    if imgs:
      for j,image in enumerate(images):
        saveimage = np.array(image).reshape((num_rows,num_cols))
        result = Image.fromarray(saveimage.astype(np.uint8)) + str(j) + '.png')
        # cv2.imwrite(outf + str(j) + '.png', np.array(image).reshape((num_rows,num_cols)))
      for image in images:
        o.write(",".join(str(pix) for pix in image)+"\n")

I then reversed the process, making sure to pay attention to how these files were originally constructed (here, at the end) and encoding the information as big endian:

def encode(imgd, imgf, ext='.png'):
  Given a set of black white images (that probably have 3 channels), convert
  it into a gzipped file that has all the information that is in standard
  MNIST files

  imgd = give the folder extension. Must have the trailing '/' in the string
  imgf = the filename for saving
  Provide the extension of the images
  fs = [imgd + x for x in np.sort(os.listdir(imgd)) if ext in x]
  num_imgs = len(fs)
  o = open(imgf, "w")

  # Write items in the header
  # Magic Number for train/test images
  o.write(struct.pack('>i', 2051))
  # Number of images
  o.write(struct.pack('>i', num_imgs))

  # Load the first image to get dimensions
  im = np.asarray([0]).convert('L'), dtype=np.uint32)
  # im = cv2.imread(fs[0])[:,:,0] # images must be one dimensional grayscale
  r,c = im.shape 

  # Write the rest of the header
  o.write(struct.pack('>i', r)) # Number of rows in 1 image
  o.write(struct.pack('>i', c)) # Number of columns in 1 image

  # For each image, record the pixel values in the binary file
  for img in range(num_imgs):
    # For opencv, images must be one dimensional grayscale
    # im = cv2.imread(fs[img])[:,:,0]
     im = np.asarray([img]).convert('L'), dtype=np.uint32)
     for i in xrange(im.shape[0]):
for j in xrange(im.shape[1]):
         o.write(struct.pack('>B', im[i,j]))

  # Close the file

  # Gzip the file (as this is used in encoding)
  f_in = open(imgf)
  f_out = + '.gz', 'wb')

The TensorFlow tutorials allow you to import the MNIST data with a simple function call. I modified the existing input_data function to support the loading of training and testing data that have been created using the above procedure: input_any_data_unsupervised. When using this loading function with previously constructed models, remember that it does not return labels and those lines should be modified (e.g. the call to next_batch in line 5 of this model).

A system for supervised learning would require another encoding function for the labels and a modified input function that uses the gzipped labels.

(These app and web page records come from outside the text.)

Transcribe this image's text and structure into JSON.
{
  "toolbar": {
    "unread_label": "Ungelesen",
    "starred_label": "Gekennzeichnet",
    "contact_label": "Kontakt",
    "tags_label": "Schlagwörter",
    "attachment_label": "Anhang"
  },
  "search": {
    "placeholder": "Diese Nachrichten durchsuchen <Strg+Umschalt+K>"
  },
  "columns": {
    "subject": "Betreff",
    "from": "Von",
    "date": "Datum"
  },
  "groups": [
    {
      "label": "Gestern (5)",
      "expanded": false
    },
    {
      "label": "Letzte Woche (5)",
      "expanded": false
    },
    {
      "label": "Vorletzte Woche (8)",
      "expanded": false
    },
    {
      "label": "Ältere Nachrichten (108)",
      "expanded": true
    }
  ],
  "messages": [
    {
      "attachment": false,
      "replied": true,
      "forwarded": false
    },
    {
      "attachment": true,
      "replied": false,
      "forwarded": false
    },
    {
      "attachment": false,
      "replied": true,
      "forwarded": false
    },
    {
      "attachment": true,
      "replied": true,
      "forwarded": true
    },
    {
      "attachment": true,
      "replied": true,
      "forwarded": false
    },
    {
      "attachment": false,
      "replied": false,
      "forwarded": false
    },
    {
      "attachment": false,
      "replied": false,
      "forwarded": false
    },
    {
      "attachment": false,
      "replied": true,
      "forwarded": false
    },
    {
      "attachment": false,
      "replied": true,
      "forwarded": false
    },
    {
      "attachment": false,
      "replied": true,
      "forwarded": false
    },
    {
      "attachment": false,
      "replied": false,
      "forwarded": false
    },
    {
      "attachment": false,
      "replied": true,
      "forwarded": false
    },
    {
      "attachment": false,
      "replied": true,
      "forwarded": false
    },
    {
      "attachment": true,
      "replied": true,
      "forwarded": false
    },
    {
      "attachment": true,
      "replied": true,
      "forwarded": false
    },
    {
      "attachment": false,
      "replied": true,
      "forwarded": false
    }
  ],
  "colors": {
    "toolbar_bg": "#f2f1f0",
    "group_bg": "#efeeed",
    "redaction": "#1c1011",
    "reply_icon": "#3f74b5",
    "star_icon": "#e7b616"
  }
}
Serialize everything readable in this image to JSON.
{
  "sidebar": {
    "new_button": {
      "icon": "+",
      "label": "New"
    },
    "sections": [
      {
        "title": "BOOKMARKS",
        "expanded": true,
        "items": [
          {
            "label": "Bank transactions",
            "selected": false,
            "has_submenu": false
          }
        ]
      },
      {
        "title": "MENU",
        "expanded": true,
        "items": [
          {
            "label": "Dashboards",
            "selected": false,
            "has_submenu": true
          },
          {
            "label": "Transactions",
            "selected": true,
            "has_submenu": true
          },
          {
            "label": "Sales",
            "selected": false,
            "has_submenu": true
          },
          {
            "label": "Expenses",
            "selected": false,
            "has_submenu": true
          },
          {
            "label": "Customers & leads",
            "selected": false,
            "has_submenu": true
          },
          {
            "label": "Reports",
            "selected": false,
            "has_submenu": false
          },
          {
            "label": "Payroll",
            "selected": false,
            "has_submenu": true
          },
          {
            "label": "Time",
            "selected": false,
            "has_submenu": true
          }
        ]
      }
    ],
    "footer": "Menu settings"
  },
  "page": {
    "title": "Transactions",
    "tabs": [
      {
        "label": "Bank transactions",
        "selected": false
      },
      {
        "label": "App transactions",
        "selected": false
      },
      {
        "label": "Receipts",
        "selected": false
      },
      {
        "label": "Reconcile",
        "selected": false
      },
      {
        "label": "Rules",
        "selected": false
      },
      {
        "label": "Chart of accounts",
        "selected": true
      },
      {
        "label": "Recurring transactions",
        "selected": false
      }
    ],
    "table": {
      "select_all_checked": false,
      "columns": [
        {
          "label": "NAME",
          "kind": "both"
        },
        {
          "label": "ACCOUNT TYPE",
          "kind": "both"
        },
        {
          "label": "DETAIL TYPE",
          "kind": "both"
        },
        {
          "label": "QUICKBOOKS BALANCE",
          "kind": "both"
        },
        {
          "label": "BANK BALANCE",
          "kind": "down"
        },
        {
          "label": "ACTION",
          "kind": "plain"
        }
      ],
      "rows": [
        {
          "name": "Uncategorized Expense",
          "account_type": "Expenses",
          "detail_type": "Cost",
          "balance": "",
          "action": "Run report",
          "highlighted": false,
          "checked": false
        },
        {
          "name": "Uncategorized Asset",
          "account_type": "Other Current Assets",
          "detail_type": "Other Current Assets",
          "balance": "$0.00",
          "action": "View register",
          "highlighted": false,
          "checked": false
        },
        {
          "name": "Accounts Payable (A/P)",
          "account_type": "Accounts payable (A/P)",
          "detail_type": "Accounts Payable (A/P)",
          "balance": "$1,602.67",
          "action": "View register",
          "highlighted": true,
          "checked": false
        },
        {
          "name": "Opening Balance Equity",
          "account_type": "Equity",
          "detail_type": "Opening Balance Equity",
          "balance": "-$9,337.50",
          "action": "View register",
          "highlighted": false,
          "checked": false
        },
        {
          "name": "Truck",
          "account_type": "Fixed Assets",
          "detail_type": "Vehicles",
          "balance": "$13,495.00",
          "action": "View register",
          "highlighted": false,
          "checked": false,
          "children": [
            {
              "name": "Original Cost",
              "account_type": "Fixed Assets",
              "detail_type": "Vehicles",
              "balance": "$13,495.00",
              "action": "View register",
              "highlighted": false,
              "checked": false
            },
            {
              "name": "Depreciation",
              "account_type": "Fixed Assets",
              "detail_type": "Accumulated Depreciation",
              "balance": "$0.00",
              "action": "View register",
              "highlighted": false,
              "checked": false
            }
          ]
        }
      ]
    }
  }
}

I hope this can help bridge the gap between starting out with TensorFlow tutorials with MNIST and diving into your own problems with new datasets. Keep deeply learning!